What this task involves: From the records below, copy the lines that include "スマートフォン".

----- Material provided

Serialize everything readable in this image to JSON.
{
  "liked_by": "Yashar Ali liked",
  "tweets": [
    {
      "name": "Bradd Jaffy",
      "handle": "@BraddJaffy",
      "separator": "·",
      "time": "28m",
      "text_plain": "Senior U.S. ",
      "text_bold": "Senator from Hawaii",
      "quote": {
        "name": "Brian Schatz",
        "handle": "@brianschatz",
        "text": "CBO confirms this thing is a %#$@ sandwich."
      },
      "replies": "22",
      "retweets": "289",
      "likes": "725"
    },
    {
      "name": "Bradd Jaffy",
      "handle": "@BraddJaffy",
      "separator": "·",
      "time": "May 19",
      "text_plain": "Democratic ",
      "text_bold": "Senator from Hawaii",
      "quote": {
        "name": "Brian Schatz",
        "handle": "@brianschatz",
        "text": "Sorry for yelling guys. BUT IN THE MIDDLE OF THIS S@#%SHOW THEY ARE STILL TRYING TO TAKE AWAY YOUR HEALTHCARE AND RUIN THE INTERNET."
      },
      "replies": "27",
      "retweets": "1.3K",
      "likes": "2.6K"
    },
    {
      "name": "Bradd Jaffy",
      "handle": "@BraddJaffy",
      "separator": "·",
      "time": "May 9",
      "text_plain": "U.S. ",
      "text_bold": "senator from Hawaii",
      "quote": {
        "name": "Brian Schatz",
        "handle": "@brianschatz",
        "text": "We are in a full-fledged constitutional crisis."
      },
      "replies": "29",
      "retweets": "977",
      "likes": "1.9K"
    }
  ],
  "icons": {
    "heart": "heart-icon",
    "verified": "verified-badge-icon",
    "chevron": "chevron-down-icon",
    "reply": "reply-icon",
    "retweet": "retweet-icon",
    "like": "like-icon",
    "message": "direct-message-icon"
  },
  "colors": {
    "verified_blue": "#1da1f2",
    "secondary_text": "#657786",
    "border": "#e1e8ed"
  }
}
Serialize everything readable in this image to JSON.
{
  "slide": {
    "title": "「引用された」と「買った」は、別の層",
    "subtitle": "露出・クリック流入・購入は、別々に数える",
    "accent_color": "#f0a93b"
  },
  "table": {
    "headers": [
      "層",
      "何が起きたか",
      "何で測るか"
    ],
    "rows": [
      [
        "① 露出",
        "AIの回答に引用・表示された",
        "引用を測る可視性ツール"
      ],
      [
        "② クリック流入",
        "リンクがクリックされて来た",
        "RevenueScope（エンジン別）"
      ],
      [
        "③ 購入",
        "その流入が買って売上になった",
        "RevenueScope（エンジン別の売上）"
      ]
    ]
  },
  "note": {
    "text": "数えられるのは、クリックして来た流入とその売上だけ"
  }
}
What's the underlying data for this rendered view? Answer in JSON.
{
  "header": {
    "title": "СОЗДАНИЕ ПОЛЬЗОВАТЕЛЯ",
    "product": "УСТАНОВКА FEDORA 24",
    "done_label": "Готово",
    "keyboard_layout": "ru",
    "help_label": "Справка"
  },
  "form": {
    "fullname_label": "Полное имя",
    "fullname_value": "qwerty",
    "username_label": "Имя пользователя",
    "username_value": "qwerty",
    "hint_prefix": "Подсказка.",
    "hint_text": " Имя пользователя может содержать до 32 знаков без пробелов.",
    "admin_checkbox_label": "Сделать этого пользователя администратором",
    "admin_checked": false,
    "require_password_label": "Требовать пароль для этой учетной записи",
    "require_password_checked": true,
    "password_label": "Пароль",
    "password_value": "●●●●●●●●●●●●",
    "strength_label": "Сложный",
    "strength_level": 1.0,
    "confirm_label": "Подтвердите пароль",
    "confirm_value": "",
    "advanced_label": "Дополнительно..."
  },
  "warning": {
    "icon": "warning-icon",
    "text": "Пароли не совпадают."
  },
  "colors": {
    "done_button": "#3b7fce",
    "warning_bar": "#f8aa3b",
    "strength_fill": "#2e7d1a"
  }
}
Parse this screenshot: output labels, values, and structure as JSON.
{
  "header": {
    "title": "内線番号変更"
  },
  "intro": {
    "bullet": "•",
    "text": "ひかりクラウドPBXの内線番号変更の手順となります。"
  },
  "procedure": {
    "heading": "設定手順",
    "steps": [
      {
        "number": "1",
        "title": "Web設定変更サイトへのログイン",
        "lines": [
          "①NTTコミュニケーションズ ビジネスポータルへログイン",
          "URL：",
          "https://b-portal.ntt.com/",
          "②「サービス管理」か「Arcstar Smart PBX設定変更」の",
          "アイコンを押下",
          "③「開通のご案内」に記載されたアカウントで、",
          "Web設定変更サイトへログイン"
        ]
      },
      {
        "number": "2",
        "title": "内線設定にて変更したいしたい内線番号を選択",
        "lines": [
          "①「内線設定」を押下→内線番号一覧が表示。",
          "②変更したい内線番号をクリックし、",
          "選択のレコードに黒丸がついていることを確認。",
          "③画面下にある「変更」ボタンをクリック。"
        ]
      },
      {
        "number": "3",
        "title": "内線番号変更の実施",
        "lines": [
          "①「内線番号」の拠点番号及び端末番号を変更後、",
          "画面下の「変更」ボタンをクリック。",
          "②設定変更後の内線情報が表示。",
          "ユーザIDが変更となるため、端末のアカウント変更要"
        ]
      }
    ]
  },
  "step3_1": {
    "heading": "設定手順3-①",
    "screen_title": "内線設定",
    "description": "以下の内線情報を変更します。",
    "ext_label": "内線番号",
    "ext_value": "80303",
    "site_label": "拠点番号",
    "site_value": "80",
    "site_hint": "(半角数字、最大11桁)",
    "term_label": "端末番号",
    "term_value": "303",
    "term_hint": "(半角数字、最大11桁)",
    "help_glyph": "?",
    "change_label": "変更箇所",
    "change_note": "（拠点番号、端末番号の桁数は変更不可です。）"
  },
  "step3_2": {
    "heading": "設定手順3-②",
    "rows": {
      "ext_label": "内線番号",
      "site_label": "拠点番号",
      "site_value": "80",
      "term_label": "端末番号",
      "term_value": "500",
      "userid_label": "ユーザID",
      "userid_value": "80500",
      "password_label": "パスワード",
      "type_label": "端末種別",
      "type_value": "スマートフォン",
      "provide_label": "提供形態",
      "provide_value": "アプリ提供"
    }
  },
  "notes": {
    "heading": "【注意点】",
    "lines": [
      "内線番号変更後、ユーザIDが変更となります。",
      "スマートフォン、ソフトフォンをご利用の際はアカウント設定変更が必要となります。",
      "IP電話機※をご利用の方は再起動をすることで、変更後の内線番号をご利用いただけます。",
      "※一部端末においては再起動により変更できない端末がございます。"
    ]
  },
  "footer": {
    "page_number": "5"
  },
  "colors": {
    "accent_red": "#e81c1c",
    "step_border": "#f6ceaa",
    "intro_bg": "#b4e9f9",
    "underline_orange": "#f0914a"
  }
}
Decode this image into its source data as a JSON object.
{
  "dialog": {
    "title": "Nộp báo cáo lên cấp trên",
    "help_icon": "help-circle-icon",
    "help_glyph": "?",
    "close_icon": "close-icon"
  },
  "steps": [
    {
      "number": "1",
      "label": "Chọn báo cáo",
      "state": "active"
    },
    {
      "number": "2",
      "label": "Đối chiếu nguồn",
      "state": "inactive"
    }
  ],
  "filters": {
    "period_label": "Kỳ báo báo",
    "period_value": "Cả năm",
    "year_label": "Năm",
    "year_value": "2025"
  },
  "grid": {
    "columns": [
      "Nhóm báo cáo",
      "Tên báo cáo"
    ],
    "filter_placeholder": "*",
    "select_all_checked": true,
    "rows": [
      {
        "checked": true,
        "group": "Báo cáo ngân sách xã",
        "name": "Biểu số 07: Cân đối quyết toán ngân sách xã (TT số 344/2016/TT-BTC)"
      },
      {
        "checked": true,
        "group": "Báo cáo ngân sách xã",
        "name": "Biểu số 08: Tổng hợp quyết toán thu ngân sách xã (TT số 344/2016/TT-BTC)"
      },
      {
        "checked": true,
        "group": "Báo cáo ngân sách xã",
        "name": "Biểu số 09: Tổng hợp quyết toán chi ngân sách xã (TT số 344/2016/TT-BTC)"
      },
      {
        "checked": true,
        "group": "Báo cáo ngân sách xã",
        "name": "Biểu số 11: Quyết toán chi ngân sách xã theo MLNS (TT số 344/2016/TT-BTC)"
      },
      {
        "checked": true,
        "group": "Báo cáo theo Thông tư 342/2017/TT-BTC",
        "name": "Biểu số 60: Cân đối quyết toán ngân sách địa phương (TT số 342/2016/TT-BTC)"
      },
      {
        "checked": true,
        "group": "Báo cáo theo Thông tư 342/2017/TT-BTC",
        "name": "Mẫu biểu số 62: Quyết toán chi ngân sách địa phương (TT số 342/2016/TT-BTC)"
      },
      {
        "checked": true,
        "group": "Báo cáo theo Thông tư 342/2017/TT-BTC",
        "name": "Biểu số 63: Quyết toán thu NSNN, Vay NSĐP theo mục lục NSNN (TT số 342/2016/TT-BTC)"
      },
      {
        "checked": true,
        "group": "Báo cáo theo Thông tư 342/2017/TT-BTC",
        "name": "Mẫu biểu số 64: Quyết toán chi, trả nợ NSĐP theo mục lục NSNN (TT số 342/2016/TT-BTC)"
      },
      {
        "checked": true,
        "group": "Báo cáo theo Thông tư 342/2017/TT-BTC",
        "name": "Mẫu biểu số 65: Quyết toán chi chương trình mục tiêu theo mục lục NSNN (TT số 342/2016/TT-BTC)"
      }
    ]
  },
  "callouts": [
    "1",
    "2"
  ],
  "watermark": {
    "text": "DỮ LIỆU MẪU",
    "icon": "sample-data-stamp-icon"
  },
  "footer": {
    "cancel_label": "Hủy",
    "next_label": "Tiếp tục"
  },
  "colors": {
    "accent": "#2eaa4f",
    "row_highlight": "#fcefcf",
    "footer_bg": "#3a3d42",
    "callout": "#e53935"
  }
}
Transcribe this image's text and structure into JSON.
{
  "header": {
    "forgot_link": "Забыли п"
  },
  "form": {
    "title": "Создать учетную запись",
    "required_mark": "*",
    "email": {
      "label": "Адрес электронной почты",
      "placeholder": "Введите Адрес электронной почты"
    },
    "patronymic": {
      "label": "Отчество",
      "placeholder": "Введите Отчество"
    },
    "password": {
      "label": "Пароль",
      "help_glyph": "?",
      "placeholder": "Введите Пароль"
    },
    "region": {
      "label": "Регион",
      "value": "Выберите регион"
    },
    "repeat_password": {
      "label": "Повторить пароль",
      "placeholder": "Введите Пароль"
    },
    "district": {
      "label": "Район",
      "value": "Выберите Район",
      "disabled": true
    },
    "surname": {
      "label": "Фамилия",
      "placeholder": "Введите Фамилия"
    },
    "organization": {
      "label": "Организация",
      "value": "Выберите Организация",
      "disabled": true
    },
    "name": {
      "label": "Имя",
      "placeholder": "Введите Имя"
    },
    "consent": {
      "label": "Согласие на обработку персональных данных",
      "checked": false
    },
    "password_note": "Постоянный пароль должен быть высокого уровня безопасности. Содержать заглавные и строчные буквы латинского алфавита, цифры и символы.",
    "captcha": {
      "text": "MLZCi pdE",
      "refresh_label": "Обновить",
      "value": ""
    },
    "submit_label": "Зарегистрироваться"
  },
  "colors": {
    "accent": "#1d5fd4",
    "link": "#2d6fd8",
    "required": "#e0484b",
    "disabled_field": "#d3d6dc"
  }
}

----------

Written response:
      "type_value": "スマートフォン",
      "スマートフォン、ソフトフォンをご利用の際はアカウント設定変更が必要となります。",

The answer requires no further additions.